Former Rogers CEO Joe Natale is suing the company for wrongful termination and breach of contract, alleging that Rogers Chairman Edward Rogers engaged in “malicious, arrogant and oppressive conduct.”
In a statement of claim filed Thursday in the Ontario Superior Court of Justice, Natale accused Edward and his wife Suzanne Rogers of trying to “smear her reputation” following their November 2021 ouster.
But Rogers called his former chief executive’s claims “baseless” and alleged that Natale “committed serious misconduct” while he was at the helm of the company. He said that, as a result, he has now fired Natale for cause.
In court documents, Natale accused Edward and Suzanne Rogers of hiring HBO actor Brian Cox. Succession to create a “degrading” video about him and allegedly distribute it to family, friends and colleagues, before it was finally reported by the media.
The video included a message congratulating Edward Rogers on his “real-life succession at Rogers Communications” and used a swear word to describe Natale’s departure from the company.
He said he and his firm Natale Industries Inc. are entitled to a combined $24 million, including $4 million of an unpaid bonus related to the closing of Rogers’ acquisition of Shaw Communication Inc. in April.
None of the claims in Natale’s lawsuit have been proven in court.
fight in the boardroom
Natale’s departure from the Toronto-based telecoms giant was announced after a boardroom power struggle over the president’s desire to replace him with then-CFO Tony Staffieri.
Edward’s initial attempt to oust Natale in favor of his No. 2 led to Staffieri’s departure in September 2021, as well as a board vote that saw Edward removed from his seat at the head of the table.
Edward drafted a shareholder resolution, without a shareholder meeting, to oust the five directors who had challenged him. The company filed a legal challenge to its revamped board, sparking a court battle over who actually served on it.
A British Columbia Supreme Court judge ruled that Edward Rogers’ statement was legitimate, and he was reinstated as president.
Staffieri replaced Natale as president and chief executive officer after the ruling.
In court documents, Natale said she negotiated and agreed to the terms of their separation in a series of meetings with Edward in September 2021, which were approved by Rogers’ board.
But he said a group of board members asked him to stay on as chief executive against Edward’s wishes “to support the strategic priorities of the business, including completing the Shaw Deal and supporting complex regulatory approvals and integration efforts.” post-merger”.
Natale said the company improved his terms of employment into written contracts in October 2021, before he was fired the next month.
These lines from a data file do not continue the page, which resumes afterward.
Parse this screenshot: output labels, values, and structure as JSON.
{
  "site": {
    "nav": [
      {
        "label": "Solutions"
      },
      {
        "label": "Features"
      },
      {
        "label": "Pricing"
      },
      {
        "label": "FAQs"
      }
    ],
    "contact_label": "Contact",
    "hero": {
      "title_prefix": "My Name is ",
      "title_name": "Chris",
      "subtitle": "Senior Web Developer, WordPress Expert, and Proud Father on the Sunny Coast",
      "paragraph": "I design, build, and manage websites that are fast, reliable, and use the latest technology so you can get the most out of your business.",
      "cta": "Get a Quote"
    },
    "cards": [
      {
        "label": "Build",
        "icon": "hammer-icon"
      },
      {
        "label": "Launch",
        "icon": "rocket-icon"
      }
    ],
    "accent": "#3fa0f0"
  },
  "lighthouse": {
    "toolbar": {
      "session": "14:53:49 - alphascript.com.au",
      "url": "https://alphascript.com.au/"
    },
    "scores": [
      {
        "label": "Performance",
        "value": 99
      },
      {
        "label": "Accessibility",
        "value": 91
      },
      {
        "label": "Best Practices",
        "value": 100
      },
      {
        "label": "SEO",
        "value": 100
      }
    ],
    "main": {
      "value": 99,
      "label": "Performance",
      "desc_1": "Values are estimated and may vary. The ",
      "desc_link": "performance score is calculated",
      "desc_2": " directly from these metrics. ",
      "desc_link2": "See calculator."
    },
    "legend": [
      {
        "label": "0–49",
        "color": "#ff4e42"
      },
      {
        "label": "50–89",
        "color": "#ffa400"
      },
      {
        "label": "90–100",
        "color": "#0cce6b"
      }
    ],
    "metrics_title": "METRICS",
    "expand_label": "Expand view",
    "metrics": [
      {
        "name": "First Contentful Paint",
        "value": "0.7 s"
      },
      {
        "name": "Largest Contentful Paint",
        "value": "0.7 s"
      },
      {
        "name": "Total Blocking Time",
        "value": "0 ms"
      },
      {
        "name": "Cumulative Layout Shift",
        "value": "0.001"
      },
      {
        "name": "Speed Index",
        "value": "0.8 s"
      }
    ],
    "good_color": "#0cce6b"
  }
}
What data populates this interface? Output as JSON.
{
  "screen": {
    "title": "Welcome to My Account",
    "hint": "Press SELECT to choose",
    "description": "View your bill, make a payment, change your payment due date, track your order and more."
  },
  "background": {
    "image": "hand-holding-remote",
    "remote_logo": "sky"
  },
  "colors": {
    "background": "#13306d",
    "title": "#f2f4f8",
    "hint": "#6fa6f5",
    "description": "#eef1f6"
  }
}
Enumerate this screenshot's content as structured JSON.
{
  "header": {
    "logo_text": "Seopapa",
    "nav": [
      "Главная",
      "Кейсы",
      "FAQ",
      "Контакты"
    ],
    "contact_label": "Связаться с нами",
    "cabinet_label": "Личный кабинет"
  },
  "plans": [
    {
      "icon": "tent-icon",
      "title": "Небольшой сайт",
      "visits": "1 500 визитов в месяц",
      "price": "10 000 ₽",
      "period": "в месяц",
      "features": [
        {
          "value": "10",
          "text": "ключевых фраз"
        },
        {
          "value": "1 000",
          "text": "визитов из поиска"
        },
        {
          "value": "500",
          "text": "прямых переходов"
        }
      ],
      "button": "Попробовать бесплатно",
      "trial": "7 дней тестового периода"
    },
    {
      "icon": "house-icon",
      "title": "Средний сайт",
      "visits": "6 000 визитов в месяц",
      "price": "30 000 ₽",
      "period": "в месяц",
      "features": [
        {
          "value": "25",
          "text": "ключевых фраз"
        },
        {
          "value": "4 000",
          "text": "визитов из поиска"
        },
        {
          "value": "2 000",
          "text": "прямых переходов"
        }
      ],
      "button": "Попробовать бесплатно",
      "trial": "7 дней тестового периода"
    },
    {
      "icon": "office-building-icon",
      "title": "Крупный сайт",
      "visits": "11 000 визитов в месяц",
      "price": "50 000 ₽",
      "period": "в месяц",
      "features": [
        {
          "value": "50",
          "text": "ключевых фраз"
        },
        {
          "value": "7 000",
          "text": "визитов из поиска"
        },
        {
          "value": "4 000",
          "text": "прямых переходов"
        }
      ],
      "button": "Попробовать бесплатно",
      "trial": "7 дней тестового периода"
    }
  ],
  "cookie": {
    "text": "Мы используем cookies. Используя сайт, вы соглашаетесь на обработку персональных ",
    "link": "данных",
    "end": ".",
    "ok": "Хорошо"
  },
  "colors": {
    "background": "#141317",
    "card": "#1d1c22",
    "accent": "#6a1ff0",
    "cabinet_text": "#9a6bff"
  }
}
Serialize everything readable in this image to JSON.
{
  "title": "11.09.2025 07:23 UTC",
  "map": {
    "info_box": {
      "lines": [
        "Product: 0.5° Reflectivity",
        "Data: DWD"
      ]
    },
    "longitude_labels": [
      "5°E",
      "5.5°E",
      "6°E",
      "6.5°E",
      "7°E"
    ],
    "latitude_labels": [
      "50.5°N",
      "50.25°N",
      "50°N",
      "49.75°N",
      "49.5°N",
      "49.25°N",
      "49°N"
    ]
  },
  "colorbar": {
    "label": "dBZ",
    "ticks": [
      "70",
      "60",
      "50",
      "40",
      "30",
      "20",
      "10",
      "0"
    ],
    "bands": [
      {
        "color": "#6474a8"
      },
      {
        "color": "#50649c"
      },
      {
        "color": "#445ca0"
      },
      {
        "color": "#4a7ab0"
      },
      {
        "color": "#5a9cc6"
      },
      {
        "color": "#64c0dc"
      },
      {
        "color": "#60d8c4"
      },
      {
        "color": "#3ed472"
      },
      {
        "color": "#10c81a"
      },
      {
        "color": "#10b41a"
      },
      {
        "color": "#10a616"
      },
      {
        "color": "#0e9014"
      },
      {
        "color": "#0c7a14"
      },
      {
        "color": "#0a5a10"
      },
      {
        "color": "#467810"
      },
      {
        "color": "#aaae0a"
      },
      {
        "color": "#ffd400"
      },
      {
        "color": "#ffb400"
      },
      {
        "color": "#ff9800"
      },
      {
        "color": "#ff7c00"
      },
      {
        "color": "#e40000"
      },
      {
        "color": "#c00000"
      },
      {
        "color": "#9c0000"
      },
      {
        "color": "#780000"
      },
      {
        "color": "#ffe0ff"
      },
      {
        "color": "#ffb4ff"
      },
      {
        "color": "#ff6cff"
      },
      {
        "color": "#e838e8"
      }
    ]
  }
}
He said the company is contractually bound by those agreements to grant him certain rights upon termination without cause, but has refused to do so, “instead, it only provides Natale with compensation consistent with termination without cause” under his prior contract. .
In a statement, Natale’s spokesman, Bill Walker of MidtownPR, said “it is unfortunate that Rogers is not honoring the commitments he made to Mr. Natale.”
“His employment contract, implemented by the board of directors at the time, was clearly articulated, properly executed and designed to ensure continuity during the Shaw merger,” Walker said in an email.
“We trust that the courts will share this view.”
Rogers’ spokeswoman, Sarah Schmidt, said the company plans to “vigorously defend against his unfounded claim” and will file a counterclaim to address the alleged “inappropriate behavior” by Natale.
“An independent investigation revealed that Joe Natale committed serious misconduct during his time as CEO. As a result, we have made the necessary decision to terminate him for cause,” Schmidt said.
“While we would have preferred to discuss this matter in private, Mr. Natale has left us no choice.”
Schmidt said Rogers’ investigation revealed that, in October 2021, Natale knew that steps were being taken to make changes to the company’s board that would end his tenure as chief executive. She alleged that Natale awarded himself “excessive compensation without proper board approval” prior to his departure.
“This and other actions were a serious violation of his fiduciary duties as CEO and director of a public company,” he said.
“Mr. Natale was aware of the investigation and was given an opportunity to respond. He understood the implications of his findings and the lawsuit is an attempt to preempt the investigation.”
Earlier this year, Sun Life Financial Inc. appointed Natale to its board of directors.
Natale had been a CEO of Telus Corp. before joining Rogers.